Even though Hollingsworth tells Coverdale that he’s not dangerously ill, Coverdale is mortified to realize that he’s getting better instead of dying. Everyone is unfailingly kind to Coverdale during his illness. Zenobia brings him gruel she made herself and talks to him whenever she has time. Coverdale thinks Zenobia is truly wonderful—not even the simplicity of her outfits and ornaments can conceal how beautiful her body is. Coverdale notices that, somehow, Zenobia gets a new flower for her hair every day. The flowers are all so exotic and beautiful that it seems like they were made to adorn Zenobia in particular. In his fever, Coverdale becomes convinced that Zenobia is an enchantress, probably the Veiled Lady’s sister, and her flower has magical properties. Zenobia laughs at this, but Coverdale never quite loses the feeling that Zenobia’s flowers are enchanted. This might be because the flowers subtly reflect Zenobia’s character.
Even though Coverdale repeatedly says he admires Zenobia’s mind, it’s clear that he’s fixated on her sexuality more than her ideas. He pays close attention to her body, believing that he knows what it looks like beneath her clothes. It’s a bitter irony that Zenobia, an accomplished writer and activist for women’s equality, would be reduced to her appearance, especially at a utopian community that is trying to create gender equality. What’s worse is that Coverdale seems to slightly blame Zenobia for her effect on him. He convinces himself that Zenobia’s flower has the power to enchant him, which seems to be an attempt to deny his own lust by attributing to her slightly sinister powers of enchantment. In his mind, it seems that she’s willfully choosing to wear enchanted flowers that will captivate him, even against his will or better judgment.

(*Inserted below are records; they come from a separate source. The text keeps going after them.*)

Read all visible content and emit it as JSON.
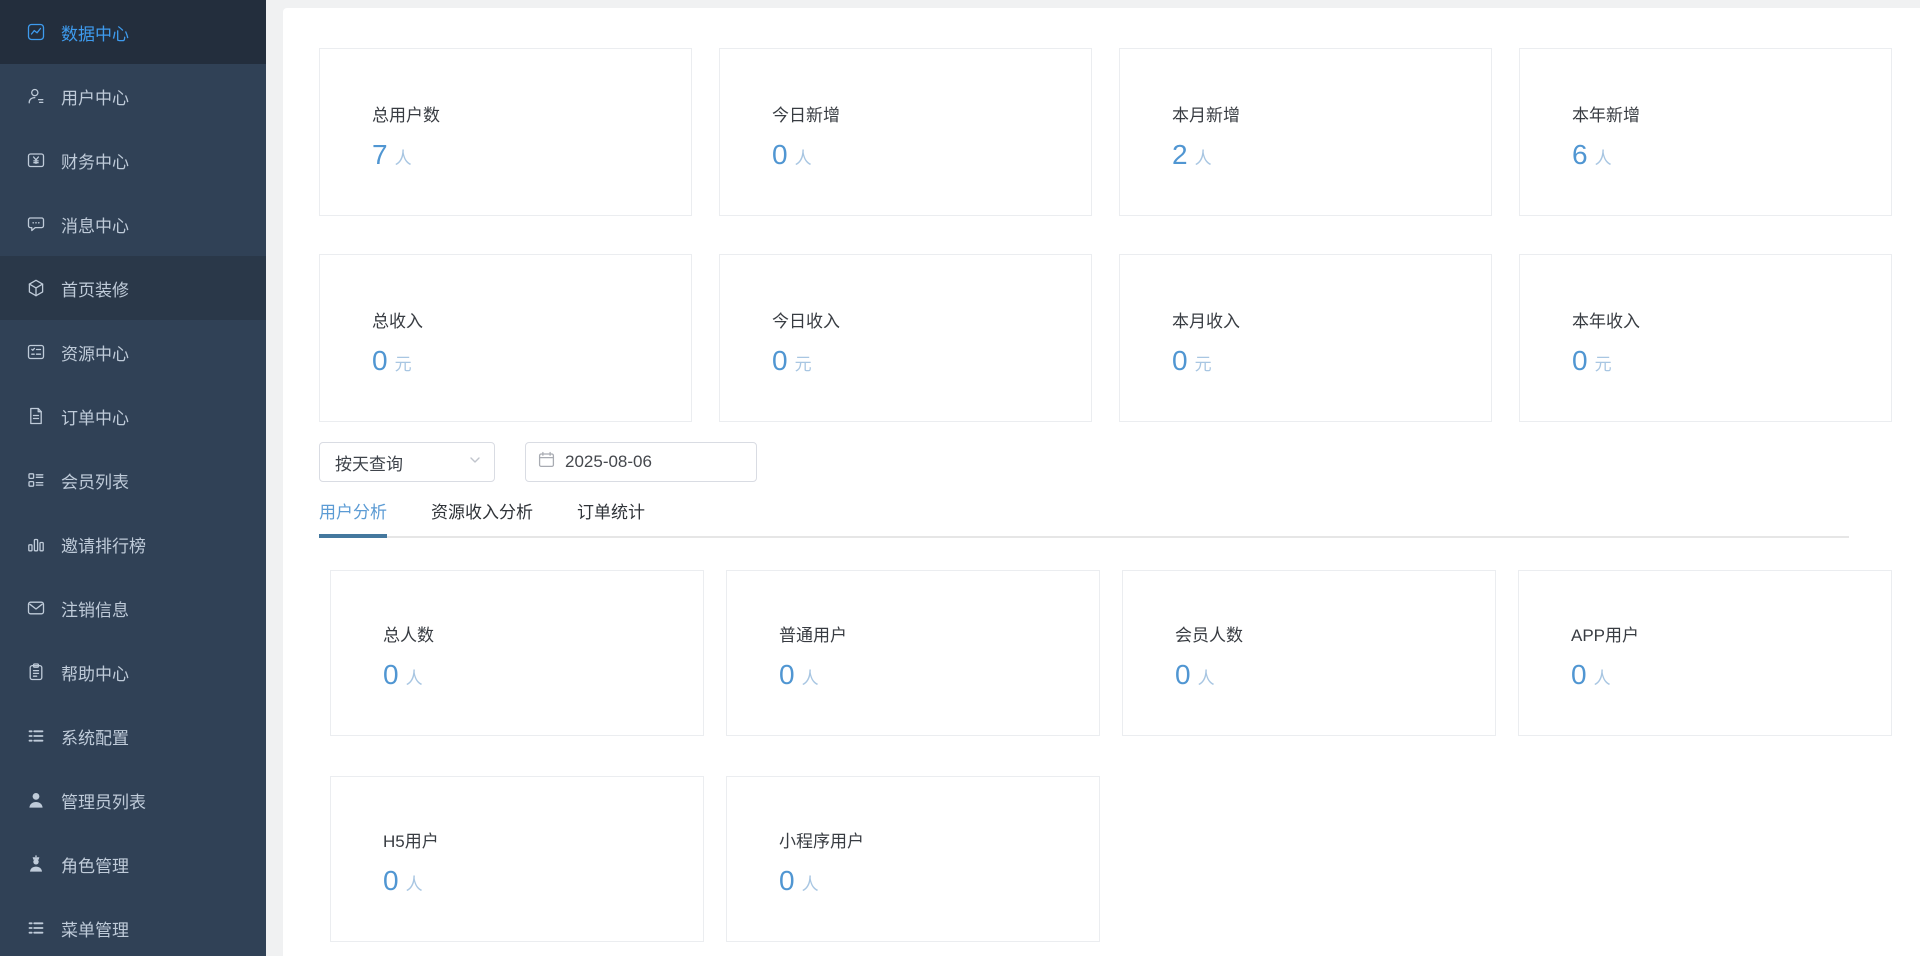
{
  "sidebar": {
    "items": [
      {
        "label": "数据中心",
        "icon": "trend-chart-icon",
        "state": "active"
      },
      {
        "label": "用户中心",
        "icon": "user-icon",
        "state": "normal"
      },
      {
        "label": "财务中心",
        "icon": "finance-box-icon",
        "state": "normal"
      },
      {
        "label": "消息中心",
        "icon": "message-bubble-icon",
        "state": "normal"
      },
      {
        "label": "首页装修",
        "icon": "cube-icon",
        "state": "hovered"
      },
      {
        "label": "资源中心",
        "icon": "resource-list-icon",
        "state": "normal"
      },
      {
        "label": "订单中心",
        "icon": "order-document-icon",
        "state": "normal"
      },
      {
        "label": "会员列表",
        "icon": "member-list-icon",
        "state": "normal"
      },
      {
        "label": "邀请排行榜",
        "icon": "bar-chart-icon",
        "state": "normal"
      },
      {
        "label": "注销信息",
        "icon": "mail-icon",
        "state": "normal"
      },
      {
        "label": "帮助中心",
        "icon": "clipboard-icon",
        "state": "normal"
      },
      {
        "label": "系统配置",
        "icon": "menu-lines-icon",
        "state": "normal"
      },
      {
        "label": "管理员列表",
        "icon": "admin-person-icon",
        "state": "normal"
      },
      {
        "label": "角色管理",
        "icon": "role-person-icon",
        "state": "normal"
      },
      {
        "label": "菜单管理",
        "icon": "menu-lines-icon",
        "state": "normal"
      }
    ]
  },
  "overview_cards": [
    {
      "label": "总用户数",
      "value": "7",
      "unit": "人"
    },
    {
      "label": "今日新增",
      "value": "0",
      "unit": "人"
    },
    {
      "label": "本月新增",
      "value": "2",
      "unit": "人"
    },
    {
      "label": "本年新增",
      "value": "6",
      "unit": "人"
    },
    {
      "label": "总收入",
      "value": "0",
      "unit": "元"
    },
    {
      "label": "今日收入",
      "value": "0",
      "unit": "元"
    },
    {
      "label": "本月收入",
      "value": "0",
      "unit": "元"
    },
    {
      "label": "本年收入",
      "value": "0",
      "unit": "元"
    }
  ],
  "filters": {
    "query_type": "按天查询",
    "date": "2025-08-06"
  },
  "tabs": [
    {
      "label": "用户分析",
      "active": true
    },
    {
      "label": "资源收入分析",
      "active": false
    },
    {
      "label": "订单统计",
      "active": false
    }
  ],
  "analysis_cards": [
    {
      "label": "总人数",
      "value": "0",
      "unit": "人"
    },
    {
      "label": "普通用户",
      "value": "0",
      "unit": "人"
    },
    {
      "label": "会员人数",
      "value": "0",
      "unit": "人"
    },
    {
      "label": "APP用户",
      "value": "0",
      "unit": "人"
    },
    {
      "label": "H5用户",
      "value": "0",
      "unit": "人"
    },
    {
      "label": "小程序用户",
      "value": "0",
      "unit": "人"
    }
  ],
  "colors": {
    "sidebar_bg": "#304156",
    "sidebar_active_bg": "#232e3d",
    "sidebar_text": "#bfcbd9",
    "accent_blue": "#3e9bee",
    "stat_value_blue": "#5096d2",
    "stat_unit_blue": "#a8c6e2",
    "tab_active_text": "#5b9bd4",
    "tab_indicator": "#44789e",
    "card_border": "#ebedf0",
    "input_border": "#d9dce3",
    "page_bg": "#f0f1f2"
  }
}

Coverdale obsesses over the thought that Zenobia has been married. She is young, wealthy, and beautiful, but if she has ever been married then nobody in the world seems to know. Then again, Coverdale remembers, her hometown in far away and any rumors of her marriage might not reach Boston. Coverdale asserts that there is no hard evidence for his beliefs. Still, few “girl[s]” laugh or talk like Zenobia. Although Coverdale tries to shame himself out of his preoccupation with Zenobia’s past, he can’t shake the thought that she has been married and has had sex. Zenobia asks why he stares at her and Coverdale says he wants to solve the mystery of her life, though she’ll never tell him about it. According to Coverdale, bachelors feel cheated when women they know have given themselves away. Coverdale isn’t in love with Zenobia, but he still wants to satisfy his curiosity.

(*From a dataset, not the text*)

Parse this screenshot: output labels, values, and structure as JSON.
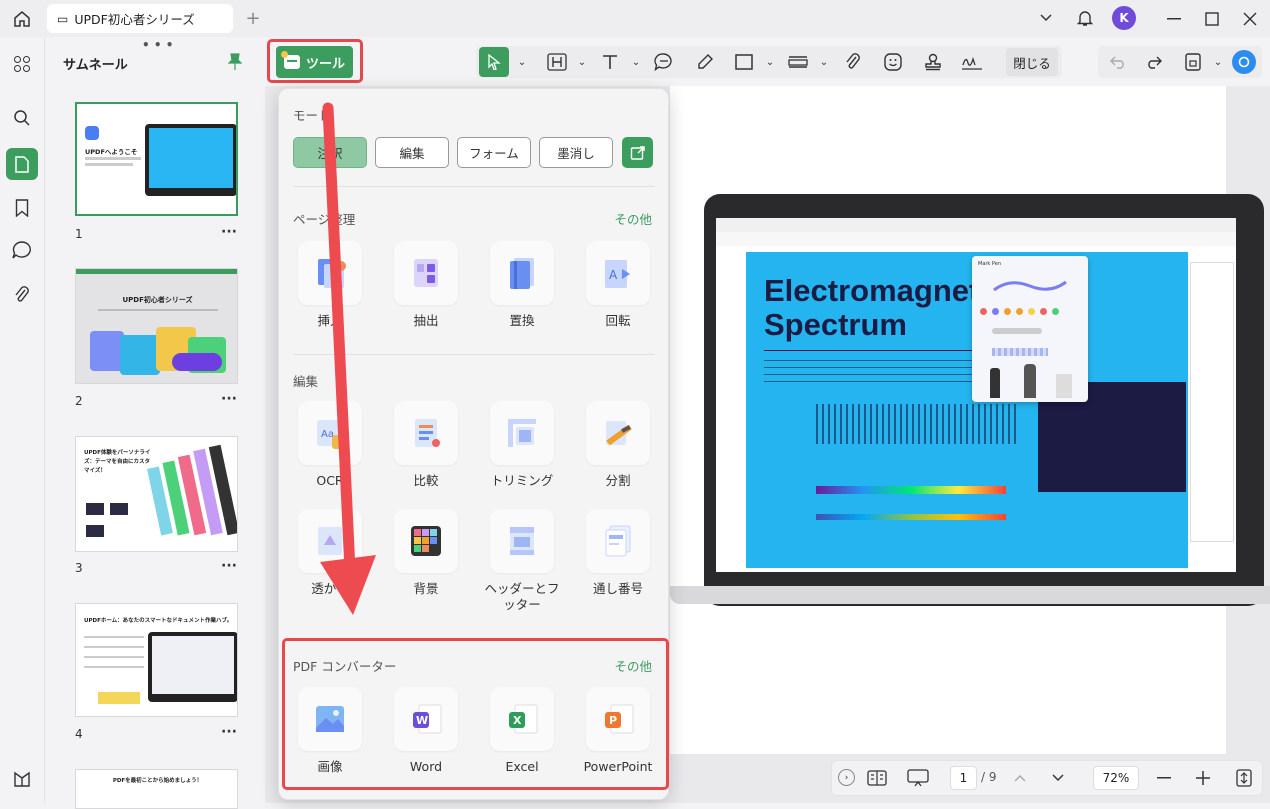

Coverdale is obsessed with Zenobia’s sexuality, but he doesn’t want to be. He reveals his own shame for having these feelings but emphasizes that he can’t help it (possibly due to her enchanted flowers). In Coverdale’s mind (and in the language throughout the book) the difference between a “girl” and a woman isn’t age, but experience. A girl is sexually innocent and pure, but a woman has real sex appeal and probably some sexual experience. This is why Coverdale thinks of Zenobia as a woman and Priscilla as a girl, even though there’s no justifiable reason to believe Zenobia has any more sexual experience than Priscilla, or that Priscilla has any less.